INSTRUCTIONS FOR THE TASK
What you produce should be every line from the data that includes "true".

DATA LISTING
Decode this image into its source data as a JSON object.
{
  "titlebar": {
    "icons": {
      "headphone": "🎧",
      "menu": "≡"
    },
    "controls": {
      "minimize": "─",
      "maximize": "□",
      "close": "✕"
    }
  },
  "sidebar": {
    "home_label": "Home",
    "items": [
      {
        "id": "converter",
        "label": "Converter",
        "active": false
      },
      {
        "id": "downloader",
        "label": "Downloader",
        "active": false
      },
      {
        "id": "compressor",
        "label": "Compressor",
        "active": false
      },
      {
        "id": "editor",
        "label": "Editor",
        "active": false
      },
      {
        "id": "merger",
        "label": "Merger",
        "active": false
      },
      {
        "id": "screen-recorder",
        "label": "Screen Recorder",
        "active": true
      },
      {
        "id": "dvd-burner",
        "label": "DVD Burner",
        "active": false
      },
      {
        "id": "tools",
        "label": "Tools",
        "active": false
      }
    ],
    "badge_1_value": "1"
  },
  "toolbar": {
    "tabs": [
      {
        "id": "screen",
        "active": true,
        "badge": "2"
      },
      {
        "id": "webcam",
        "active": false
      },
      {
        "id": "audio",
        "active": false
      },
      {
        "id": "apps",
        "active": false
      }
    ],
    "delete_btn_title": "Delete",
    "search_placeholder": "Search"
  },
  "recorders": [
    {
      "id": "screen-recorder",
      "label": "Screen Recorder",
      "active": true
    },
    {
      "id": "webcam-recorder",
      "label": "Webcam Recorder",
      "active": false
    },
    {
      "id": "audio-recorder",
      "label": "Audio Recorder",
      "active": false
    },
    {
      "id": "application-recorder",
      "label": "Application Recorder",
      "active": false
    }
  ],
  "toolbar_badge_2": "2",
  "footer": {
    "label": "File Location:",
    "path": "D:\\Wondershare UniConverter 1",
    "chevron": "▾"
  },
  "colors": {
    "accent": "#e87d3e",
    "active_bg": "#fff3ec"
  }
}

EXPECTED OUTPUT
        "active": true
        "active": true,
      "active": true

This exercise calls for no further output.